▶ _Instructions for the task_
Keep every line in which "prithivi" occurs and drop the rest of the data.
*** Extracted material ***
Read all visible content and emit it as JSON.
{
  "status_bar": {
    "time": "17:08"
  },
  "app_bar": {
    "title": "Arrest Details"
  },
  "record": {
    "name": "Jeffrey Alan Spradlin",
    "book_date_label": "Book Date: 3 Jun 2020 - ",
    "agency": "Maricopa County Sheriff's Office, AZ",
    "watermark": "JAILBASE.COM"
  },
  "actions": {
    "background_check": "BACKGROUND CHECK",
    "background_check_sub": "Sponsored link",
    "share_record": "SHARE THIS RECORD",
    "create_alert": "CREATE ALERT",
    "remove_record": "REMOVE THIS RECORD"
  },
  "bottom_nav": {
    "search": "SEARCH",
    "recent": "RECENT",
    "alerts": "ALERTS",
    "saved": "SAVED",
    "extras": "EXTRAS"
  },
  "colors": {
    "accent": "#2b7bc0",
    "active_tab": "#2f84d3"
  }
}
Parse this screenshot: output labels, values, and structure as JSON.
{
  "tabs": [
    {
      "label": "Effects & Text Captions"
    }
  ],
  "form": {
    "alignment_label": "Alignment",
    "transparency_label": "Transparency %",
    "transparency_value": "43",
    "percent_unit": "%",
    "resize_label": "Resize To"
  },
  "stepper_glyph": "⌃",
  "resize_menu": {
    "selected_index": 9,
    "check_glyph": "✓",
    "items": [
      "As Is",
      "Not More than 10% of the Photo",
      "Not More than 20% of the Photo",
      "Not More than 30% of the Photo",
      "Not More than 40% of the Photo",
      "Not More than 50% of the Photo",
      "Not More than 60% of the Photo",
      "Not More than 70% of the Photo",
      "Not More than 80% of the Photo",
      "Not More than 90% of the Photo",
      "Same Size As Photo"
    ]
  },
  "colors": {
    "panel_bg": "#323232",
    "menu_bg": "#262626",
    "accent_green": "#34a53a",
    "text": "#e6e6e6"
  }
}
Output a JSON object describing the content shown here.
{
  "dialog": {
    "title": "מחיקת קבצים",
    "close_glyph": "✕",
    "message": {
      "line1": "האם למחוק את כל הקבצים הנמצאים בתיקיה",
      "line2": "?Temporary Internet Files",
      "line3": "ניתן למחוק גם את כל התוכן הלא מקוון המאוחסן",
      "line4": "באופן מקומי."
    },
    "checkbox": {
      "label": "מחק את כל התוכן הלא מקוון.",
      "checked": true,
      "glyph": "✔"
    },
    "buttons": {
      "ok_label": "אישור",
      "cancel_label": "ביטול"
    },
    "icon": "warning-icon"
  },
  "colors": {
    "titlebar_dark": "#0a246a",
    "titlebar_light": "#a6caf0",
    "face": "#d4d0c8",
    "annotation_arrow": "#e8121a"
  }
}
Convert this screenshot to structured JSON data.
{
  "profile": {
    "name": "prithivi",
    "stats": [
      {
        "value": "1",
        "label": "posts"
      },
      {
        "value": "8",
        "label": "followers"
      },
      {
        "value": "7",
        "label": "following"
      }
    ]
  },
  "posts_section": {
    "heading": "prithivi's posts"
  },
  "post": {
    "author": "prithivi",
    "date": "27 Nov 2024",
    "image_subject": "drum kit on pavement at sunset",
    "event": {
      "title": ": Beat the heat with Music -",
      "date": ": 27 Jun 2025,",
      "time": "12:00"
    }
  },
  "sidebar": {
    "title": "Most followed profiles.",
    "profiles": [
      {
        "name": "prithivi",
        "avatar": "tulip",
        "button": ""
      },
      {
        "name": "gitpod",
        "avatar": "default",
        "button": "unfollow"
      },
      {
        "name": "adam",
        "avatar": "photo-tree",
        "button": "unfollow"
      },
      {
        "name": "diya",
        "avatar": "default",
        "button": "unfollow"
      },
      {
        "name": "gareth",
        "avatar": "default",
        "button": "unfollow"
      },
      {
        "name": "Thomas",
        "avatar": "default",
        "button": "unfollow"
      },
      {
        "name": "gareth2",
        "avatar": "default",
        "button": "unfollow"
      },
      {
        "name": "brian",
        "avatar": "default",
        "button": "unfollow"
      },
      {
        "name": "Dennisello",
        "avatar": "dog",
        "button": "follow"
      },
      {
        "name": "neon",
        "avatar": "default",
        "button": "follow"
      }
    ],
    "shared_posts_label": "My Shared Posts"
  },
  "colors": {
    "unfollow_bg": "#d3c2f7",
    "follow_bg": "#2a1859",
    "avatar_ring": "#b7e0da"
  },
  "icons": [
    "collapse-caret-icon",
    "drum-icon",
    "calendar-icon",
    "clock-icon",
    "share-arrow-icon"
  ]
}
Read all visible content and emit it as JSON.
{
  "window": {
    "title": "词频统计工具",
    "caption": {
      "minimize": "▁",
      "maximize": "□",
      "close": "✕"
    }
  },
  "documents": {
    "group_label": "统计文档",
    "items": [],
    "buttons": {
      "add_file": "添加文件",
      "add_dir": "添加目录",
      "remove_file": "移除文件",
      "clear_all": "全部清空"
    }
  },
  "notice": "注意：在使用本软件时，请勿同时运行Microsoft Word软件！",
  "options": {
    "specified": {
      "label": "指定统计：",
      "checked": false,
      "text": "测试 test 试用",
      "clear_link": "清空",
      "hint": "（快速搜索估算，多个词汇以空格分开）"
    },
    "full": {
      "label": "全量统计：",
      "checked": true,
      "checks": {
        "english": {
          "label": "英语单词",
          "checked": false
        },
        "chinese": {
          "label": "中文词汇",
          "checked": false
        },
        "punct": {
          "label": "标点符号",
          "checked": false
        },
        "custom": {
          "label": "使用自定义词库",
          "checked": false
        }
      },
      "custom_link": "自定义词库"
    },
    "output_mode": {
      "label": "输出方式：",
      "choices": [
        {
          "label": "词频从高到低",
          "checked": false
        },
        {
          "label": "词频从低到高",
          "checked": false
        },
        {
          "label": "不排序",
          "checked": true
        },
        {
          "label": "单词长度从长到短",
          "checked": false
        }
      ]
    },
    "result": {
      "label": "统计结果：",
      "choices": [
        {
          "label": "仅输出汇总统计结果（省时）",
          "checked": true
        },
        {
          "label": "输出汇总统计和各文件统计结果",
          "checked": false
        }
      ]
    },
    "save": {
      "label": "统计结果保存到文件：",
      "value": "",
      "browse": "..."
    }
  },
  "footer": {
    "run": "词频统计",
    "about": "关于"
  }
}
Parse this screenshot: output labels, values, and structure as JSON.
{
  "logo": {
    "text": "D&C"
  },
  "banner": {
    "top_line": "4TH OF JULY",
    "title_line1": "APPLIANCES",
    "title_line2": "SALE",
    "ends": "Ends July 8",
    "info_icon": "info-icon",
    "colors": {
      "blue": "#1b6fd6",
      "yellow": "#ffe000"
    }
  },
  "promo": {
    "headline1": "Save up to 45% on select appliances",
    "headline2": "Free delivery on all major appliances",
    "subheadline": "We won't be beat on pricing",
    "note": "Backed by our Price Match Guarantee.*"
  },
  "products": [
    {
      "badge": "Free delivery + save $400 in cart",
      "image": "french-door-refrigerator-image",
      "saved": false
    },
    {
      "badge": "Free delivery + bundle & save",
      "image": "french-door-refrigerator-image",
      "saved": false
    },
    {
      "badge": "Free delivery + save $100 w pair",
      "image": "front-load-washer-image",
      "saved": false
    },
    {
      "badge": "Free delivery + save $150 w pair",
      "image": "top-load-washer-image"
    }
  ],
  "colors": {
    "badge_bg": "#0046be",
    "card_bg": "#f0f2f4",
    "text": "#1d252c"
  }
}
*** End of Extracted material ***
▶ _Task response_
    "name": "prithivi",
    "heading": "prithivi's posts"
    "author": "prithivi",
        "name": "prithivi",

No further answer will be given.